The J-45 was constructed of solid spruce wood for the top, while solid mahogany was used for the back and sides. Apart from a small batch of natural-finish J-45s produced in 1942, the model was offered only in the sunburst finish.

The J-45 is absolutely my go-to-acoustic guitar and I love it for the rich bass and the durability throughout a gig. The neck is “big” or wide and gives you resistance, and it responds great to a little harder strumming as well as fine fingerpicking. It truly deserves the label “workhorse”. It is extremely reliable and plays great summers as well and winters. I have taken this guitar half around the world already.Once tuned I very seldom have to tune it again during a show.

How it got started


THE STORY OF THE GIBSON is interesting!

Imagine launching a guitar in 1942. Us had just joined WWII and
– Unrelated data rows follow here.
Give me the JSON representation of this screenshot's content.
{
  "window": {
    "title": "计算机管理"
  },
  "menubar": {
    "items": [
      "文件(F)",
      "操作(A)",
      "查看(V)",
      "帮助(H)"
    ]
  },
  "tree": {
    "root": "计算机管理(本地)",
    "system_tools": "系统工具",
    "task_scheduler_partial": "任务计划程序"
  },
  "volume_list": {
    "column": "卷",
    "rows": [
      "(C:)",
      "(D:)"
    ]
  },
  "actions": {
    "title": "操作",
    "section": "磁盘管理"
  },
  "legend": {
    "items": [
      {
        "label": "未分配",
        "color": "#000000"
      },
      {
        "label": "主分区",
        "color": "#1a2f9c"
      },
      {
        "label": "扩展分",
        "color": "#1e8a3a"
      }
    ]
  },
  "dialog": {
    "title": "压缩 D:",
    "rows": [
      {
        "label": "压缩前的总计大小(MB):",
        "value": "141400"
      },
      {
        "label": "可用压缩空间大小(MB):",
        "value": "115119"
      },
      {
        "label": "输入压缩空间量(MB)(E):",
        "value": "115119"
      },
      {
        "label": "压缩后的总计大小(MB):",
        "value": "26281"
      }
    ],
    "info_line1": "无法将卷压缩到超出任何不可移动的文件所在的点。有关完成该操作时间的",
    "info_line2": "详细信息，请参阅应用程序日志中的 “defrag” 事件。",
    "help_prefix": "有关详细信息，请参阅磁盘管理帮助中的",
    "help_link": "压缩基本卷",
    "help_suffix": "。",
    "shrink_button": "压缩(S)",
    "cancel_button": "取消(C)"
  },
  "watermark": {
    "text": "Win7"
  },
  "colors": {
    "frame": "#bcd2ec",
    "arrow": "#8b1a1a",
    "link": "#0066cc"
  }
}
parts were hard to come by because of government imposed rations

 on the commercial use of timber and metal. Designers had to use up
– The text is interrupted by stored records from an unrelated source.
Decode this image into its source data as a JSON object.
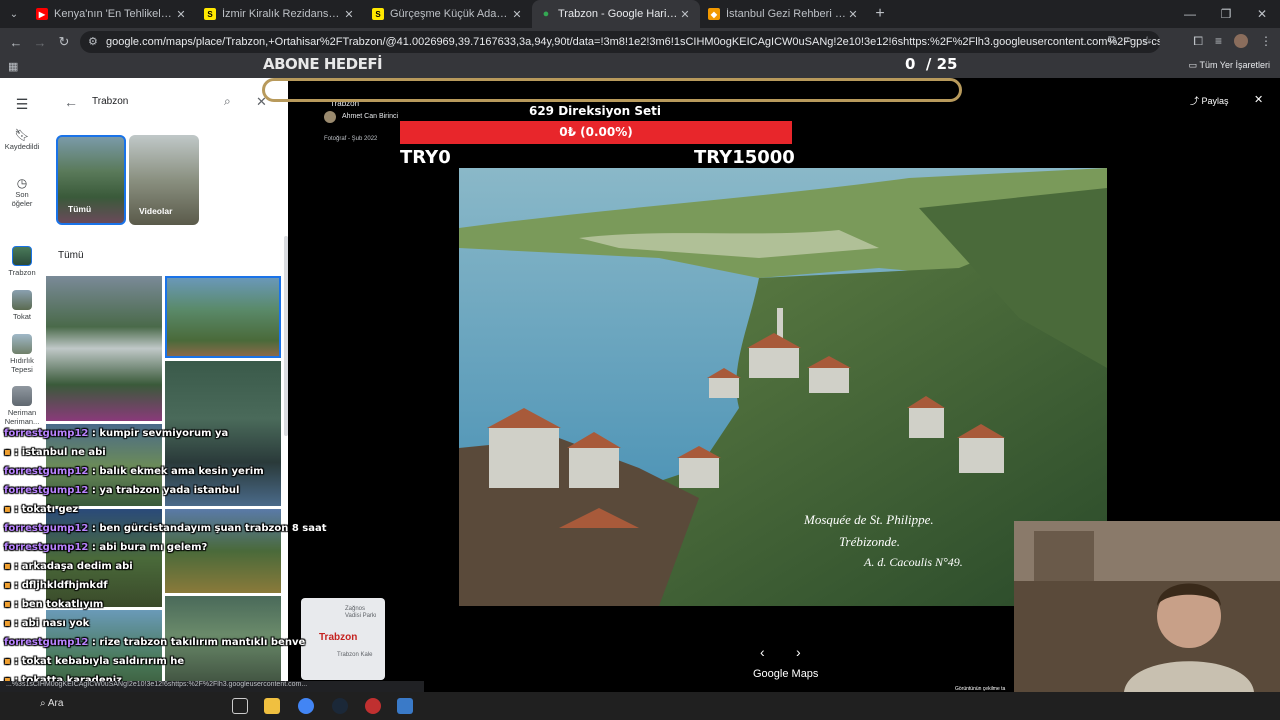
{
  "browser": {
    "tabs": [
      {
        "title": "Kenya'nın 'En Tehlikeli' Mahalles",
        "favicon": "youtube-icon",
        "color": "#ff0000"
      },
      {
        "title": "İzmir Kiralık Rezidans, Villa, Mü",
        "favicon": "sahibinden-icon",
        "color": "#ffe800"
      },
      {
        "title": "Gürçeşme Küçük Ada Mahalles",
        "favicon": "sahibinden-icon",
        "color": "#ffe800"
      },
      {
        "title": "Trabzon - Google Haritalar",
        "favicon": "maps-pin-icon",
        "color": "#34a853"
      },
      {
        "title": "İstanbul Gezi Rehberi - İstanbul",
        "favicon": "guide-icon",
        "color": "#f29900"
      }
    ],
    "url": "google.com/maps/place/Trabzon,+Ortahisar%2FTrabzon/@41.0026969,39.7167633,3a,94y,90t/data=!3m8!1e2!3m6!1sCIHM0ogKEICAgICW0uSANg!2e10!3e12!6shttps:%2F%2Flh3.googleusercontent.com%2Fgps-cs-s%2FAHVAwer1u0Hg23s...",
    "all_bookmarks": "Tüm Yer İşaretleri",
    "status_url": "...%3s1sCIHM0ogKEICAgICW0uSANg!2e10!3e12!6shttps:%2F%2Flh3.googleusercontent.com..."
  },
  "rail": {
    "saved": "Kaydedildi",
    "recent": "Son öğeler",
    "places": [
      "Trabzon",
      "Tokat",
      "Hıdırlık Tepesi",
      "Neriman Neriman..."
    ]
  },
  "panel": {
    "search_value": "Trabzon",
    "categories": [
      {
        "label": "Tümü"
      },
      {
        "label": "Videolar"
      }
    ],
    "section_title": "Tümü"
  },
  "viewer": {
    "place_title": "Trabzon",
    "author": "Ahmet Can Birinci",
    "date": "Fotoğraf - Şub 2022",
    "share_label": "Paylaş",
    "caption_line1": "Mosquée de St. Philippe.",
    "caption_line2": "Trébizonde.",
    "caption_line3": "A. d. Cacoulis N°49.",
    "google_maps": "Google Maps",
    "credit": "Görüntünün çekilme ta",
    "minimap_city": "Trabzon",
    "minimap_label1": "Zağnos Vadisi Parkı",
    "minimap_label2": "Trabzon Kale"
  },
  "overlay": {
    "goal_label": "ABONE HEDEFİ",
    "goal_current": "0",
    "goal_total": "/ 25",
    "donation_title": "629 Direksiyon Seti",
    "donation_pct": "0₺ (0.00%)",
    "donation_min": "TRY0",
    "donation_max": "TRY15000",
    "donation_progress": 0
  },
  "chat": [
    {
      "user": "forrestgump12",
      "msg": " : kumpir sevmiyorum ya",
      "color": "user1"
    },
    {
      "user": "",
      "msg": " : istanbul ne abi",
      "color": "user2"
    },
    {
      "user": "forrestgump12",
      "msg": " : balık ekmek ama kesin yerim",
      "color": "user1"
    },
    {
      "user": "forrestgump12",
      "msg": " : ya trabzon yada istanbul",
      "color": "user1"
    },
    {
      "user": "",
      "msg": " : tokatı gez",
      "color": "user2"
    },
    {
      "user": "forrestgump12",
      "msg": " : ben gürcistandayım şuan trabzon 8 saat",
      "color": "user1"
    },
    {
      "user": "forrestgump12",
      "msg": " : abi bura mı gelem?",
      "color": "user1"
    },
    {
      "user": "",
      "msg": " : arkadaşa dedim abi",
      "color": "user2"
    },
    {
      "user": "",
      "msg": " : dfljhkldfhjmkdf",
      "color": "user2"
    },
    {
      "user": "",
      "msg": " : ben tokatlıyım",
      "color": "user2"
    },
    {
      "user": "",
      "msg": " : abi nası yok",
      "color": "user2"
    },
    {
      "user": "forrestgump12",
      "msg": " : rize trabzon takılırım mantıklı benve",
      "color": "user1"
    },
    {
      "user": "",
      "msg": " : tokat kebabıyla saldırırım he",
      "color": "user2"
    },
    {
      "user": "",
      "msg": " : tokatta karadeniz",
      "color": "user2"
    }
  ],
  "taskbar": {
    "search_label": "Ara"
  }
}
to four pieces of spruce for the J-45’s top. This lead to Gibson

choosing the sunburst finish simply because a sunburst finish would
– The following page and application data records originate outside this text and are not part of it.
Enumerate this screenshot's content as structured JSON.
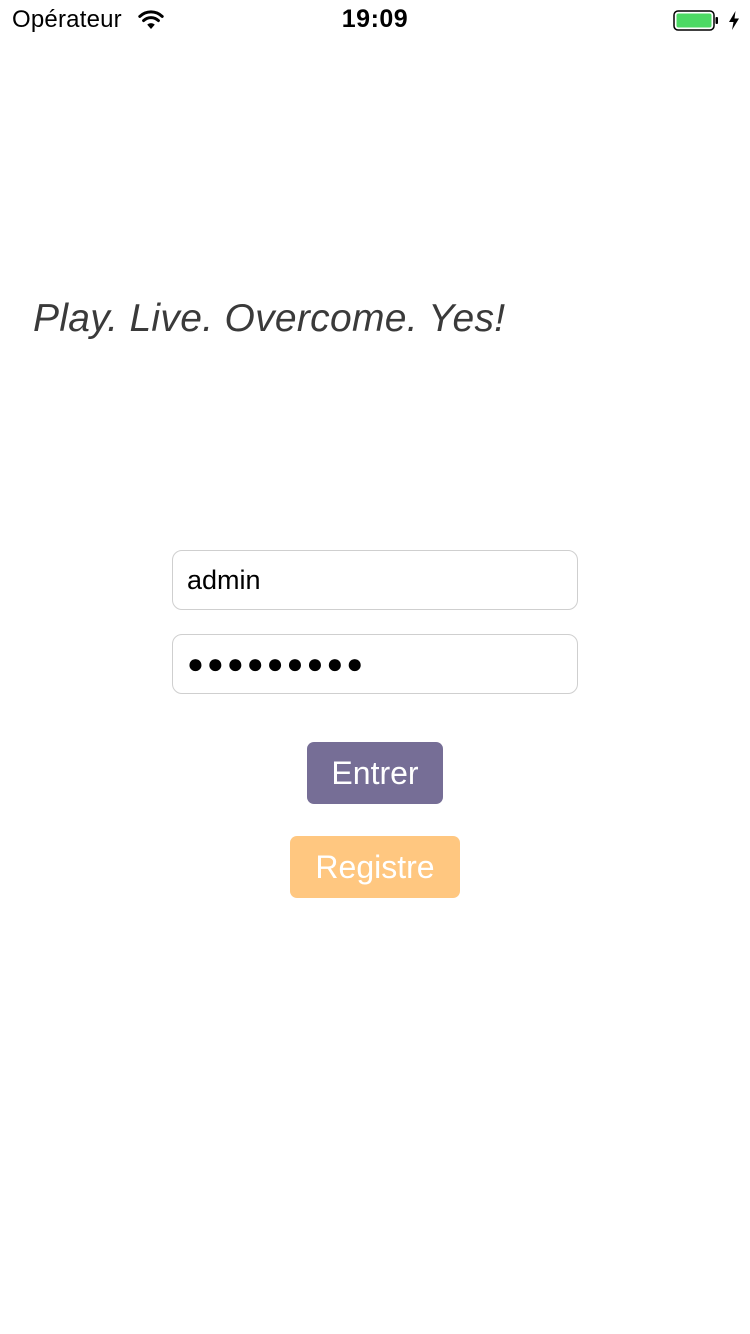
{
  "status_bar": {
    "carrier": "Opérateur",
    "time": "19:09",
    "icons": {
      "wifi": "wifi-icon",
      "battery": "battery-icon",
      "charging": "charging-bolt-icon"
    },
    "battery_color": "#4cd964"
  },
  "main": {
    "tagline": "Play. Live. Overcome. Yes!",
    "username_value": "admin",
    "password_masked": "●●●●●●●●●"
  },
  "buttons": {
    "enter_label": "Entrer",
    "enter_color": "#766e96",
    "register_label": "Registre",
    "register_color": "#ffc780"
  }
}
better disguise any join in the timbers 


Why did they give it the name 45? Original idea was to ask $45 for it.

In other words: a simple, cheaper reliable guitar.

J-45 sales remained strong after the war. In the ’50s it easily outsold every other flat-top. In the ’60s it was surpassed only by the even lower-priced all-mahogany LG-0. In the ’70s and up until to day it is one of Gibson’s best selling guitars

Shameless Promotion

Here is a little thing I recorded on my Gibson J-45. It is also an ode to a hero of mine: Chris Cornell. AND it happens to be a song that me and my wife consider as “our song”. Enjoy!

If you would like to know more about my music, please
sign up to my email list below. Sign up now and I will send you a track from my new album!

Do you own Gibson yourself? Send me a picture!
I will feature it on my social media.
Talk soon!

How to survive as a dad in the music indusrty

How to survive as a dad in the Music Industry

So many of my friends and acquaintances in the music industry will confirm the challenging position of being a parent and a full time artist at the same time.


IMG_1741They seem like an oxymoron. Fatherhood and an artist career. I can contribute to the notion. It wasn’t until I lost my first marriage and contact with my children that my musical career took off. Why that was the case can be manyfold. More time on my hands, less distractions, the opportunity to take up any incoming possibility at will, any tome of the day and week, was a great contributions to my success. Although be it smaller in the larger picture of things.


And I say that because 20 years later one can ask the question: “was it worth it”.

The simple  answer would be no. Or yes.


Ben passionate open mic 2

No because I will admit that I seriously lost all contact with them and as we speak (I write and you read) I DO NOT have any contact with my two older children, now 20 and 18. That is one of the big pains in my life at this present moment.


Yes, because I simply would not be where I am today without that experience.


It is therefore not a simple matter of yes vs no. It is complex. And we want it all, don’t we? We want relationship(s), we want that career. So here we are, how do we make it all work.


In this blog I will explore that topic from all sides I can think of.